_WHAT IS REQUIRED_.
Among the entries below, find each line with "cumpleaños" and show it.

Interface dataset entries
────────────────────────────────────────
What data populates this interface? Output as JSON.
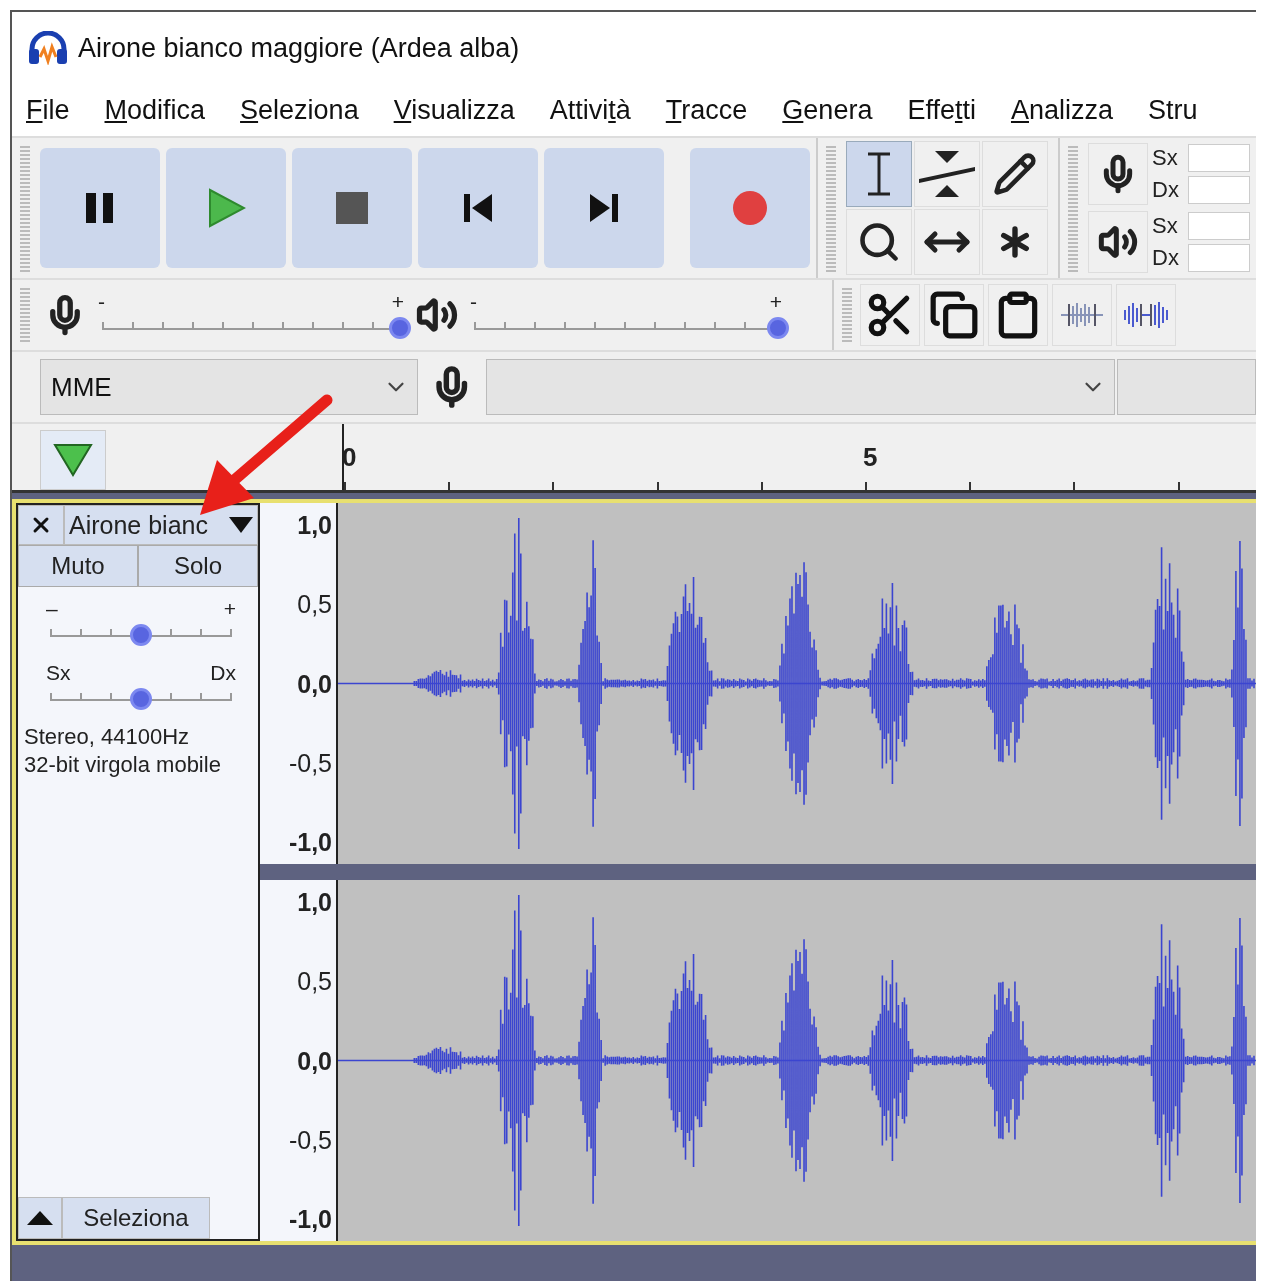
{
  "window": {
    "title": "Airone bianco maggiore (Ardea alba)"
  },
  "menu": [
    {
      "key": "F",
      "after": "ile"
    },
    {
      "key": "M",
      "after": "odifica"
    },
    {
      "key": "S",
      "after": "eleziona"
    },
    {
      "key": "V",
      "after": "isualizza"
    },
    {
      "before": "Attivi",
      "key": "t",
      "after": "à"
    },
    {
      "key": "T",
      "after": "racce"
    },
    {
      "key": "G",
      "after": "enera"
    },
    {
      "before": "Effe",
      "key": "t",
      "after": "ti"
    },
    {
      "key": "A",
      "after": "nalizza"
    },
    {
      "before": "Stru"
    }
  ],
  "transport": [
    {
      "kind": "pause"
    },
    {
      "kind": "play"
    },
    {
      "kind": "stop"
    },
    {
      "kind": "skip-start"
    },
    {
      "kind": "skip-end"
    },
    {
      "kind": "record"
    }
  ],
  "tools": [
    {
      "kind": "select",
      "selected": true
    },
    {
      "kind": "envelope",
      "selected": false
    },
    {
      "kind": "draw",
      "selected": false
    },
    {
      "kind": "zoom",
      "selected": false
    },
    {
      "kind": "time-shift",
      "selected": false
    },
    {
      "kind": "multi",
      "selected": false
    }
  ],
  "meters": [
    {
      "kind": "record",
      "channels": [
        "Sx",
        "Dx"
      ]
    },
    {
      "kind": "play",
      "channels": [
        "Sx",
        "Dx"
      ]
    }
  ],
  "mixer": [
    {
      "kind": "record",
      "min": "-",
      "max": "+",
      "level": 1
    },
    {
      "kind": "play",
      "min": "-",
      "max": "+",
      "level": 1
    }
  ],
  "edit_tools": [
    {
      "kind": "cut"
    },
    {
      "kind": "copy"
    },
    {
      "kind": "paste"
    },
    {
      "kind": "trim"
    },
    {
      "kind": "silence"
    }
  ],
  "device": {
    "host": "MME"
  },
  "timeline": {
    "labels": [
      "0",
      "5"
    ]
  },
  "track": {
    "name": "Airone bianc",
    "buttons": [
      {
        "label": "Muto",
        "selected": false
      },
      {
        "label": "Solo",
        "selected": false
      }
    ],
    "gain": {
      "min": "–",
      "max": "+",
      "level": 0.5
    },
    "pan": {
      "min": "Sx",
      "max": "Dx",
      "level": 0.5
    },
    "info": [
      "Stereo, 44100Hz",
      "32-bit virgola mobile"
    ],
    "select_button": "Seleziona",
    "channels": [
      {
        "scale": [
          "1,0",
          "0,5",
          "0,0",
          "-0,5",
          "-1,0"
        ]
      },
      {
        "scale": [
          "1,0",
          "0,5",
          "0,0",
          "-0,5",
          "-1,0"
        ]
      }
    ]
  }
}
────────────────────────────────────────
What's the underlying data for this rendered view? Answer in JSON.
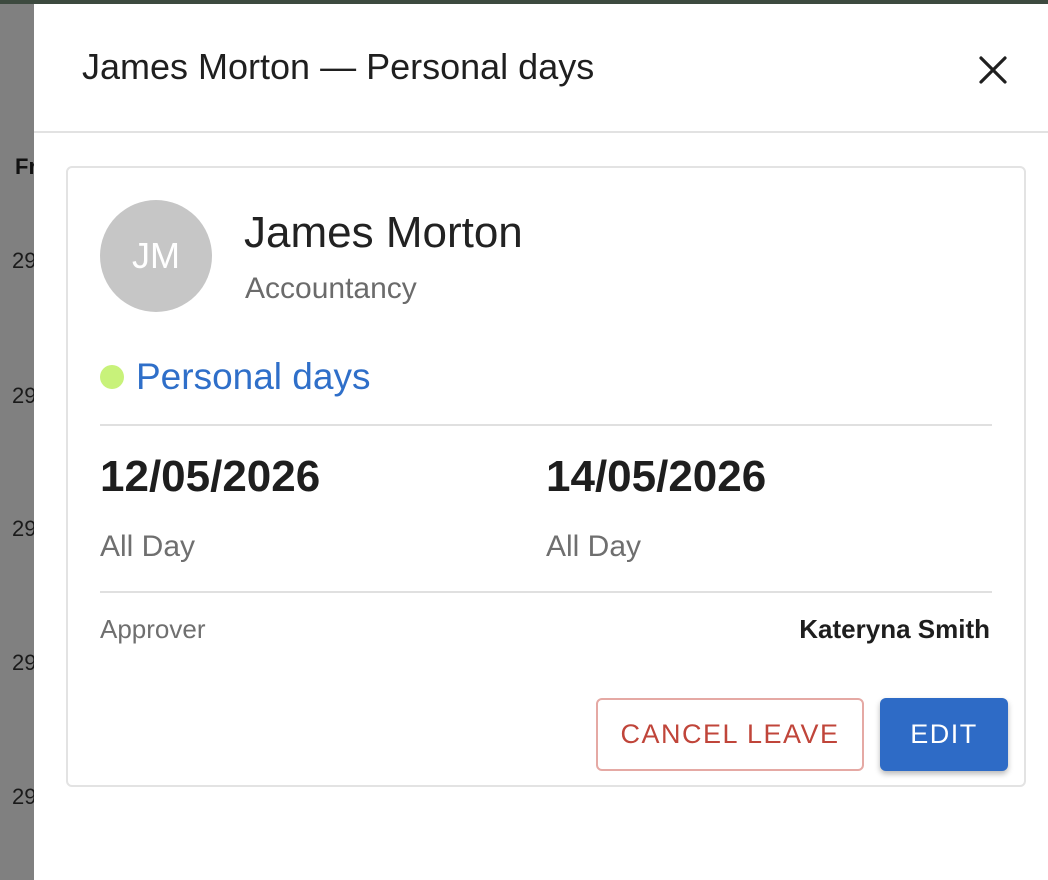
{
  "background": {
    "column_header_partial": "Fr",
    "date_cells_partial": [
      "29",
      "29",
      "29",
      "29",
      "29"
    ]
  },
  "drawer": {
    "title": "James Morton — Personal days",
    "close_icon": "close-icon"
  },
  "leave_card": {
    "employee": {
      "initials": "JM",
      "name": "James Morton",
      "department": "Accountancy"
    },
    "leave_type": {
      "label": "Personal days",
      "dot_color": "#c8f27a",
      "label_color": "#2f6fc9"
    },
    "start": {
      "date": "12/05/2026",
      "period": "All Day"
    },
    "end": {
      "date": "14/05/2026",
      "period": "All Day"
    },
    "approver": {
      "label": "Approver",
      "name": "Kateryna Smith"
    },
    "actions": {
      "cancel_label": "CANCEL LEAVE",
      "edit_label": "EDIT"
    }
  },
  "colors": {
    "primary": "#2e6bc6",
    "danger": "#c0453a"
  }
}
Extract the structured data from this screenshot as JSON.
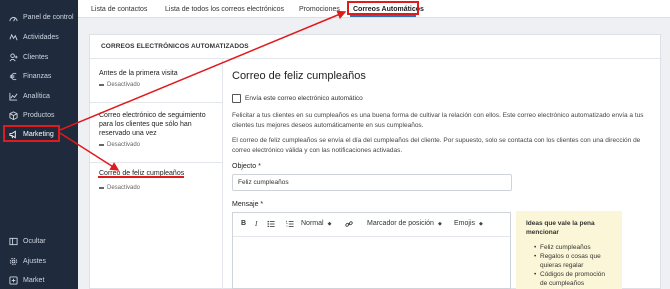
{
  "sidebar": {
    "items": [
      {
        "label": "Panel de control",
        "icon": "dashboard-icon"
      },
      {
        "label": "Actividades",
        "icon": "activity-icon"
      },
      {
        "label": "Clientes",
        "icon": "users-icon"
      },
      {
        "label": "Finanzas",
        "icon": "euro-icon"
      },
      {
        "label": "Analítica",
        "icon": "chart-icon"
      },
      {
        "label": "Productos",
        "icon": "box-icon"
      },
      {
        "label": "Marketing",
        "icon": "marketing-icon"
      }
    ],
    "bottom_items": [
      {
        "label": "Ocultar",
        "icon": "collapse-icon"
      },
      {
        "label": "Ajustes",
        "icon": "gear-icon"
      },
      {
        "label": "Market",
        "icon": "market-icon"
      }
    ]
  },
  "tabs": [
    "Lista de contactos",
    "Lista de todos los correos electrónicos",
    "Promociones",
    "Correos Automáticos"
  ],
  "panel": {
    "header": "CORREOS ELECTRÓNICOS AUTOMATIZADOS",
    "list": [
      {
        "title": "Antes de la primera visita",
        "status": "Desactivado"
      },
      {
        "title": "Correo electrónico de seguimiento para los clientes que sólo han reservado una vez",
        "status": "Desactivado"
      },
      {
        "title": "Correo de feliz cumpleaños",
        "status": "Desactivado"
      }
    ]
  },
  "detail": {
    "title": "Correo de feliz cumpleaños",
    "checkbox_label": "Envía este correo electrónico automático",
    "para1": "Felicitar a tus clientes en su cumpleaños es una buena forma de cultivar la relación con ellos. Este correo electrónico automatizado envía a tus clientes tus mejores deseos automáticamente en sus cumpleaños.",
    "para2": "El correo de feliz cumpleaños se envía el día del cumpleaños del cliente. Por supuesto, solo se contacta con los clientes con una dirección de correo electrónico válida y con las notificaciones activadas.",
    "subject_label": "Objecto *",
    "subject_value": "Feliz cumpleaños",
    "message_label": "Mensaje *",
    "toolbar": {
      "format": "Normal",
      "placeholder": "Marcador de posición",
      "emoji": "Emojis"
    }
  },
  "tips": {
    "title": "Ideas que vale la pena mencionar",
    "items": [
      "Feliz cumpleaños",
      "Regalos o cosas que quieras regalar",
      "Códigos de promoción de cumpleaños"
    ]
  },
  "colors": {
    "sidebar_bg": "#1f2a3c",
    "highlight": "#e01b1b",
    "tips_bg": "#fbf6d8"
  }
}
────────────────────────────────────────
_RESPONSE_.
        "title": "Correo de feliz cumpleaños",
    "title": "Correo de feliz cumpleaños",
    "para1": "Felicitar a tus clientes en su cumpleaños es una buena forma de cultivar la relación con ellos. Este correo electrónico automatizado envía a tus clientes tus mejores deseos automáticamente en sus cumpleaños.",
    "para2": "El correo de feliz cumpleaños se envía el día del cumpleaños del cliente. Por supuesto, solo se contacta con los clientes con una dirección de correo electrónico válida y con las notificaciones activadas.",
    "subject_value": "Feliz cumpleaños",
      "Feliz cumpleaños",
      "Códigos de promoción de cumpleaños"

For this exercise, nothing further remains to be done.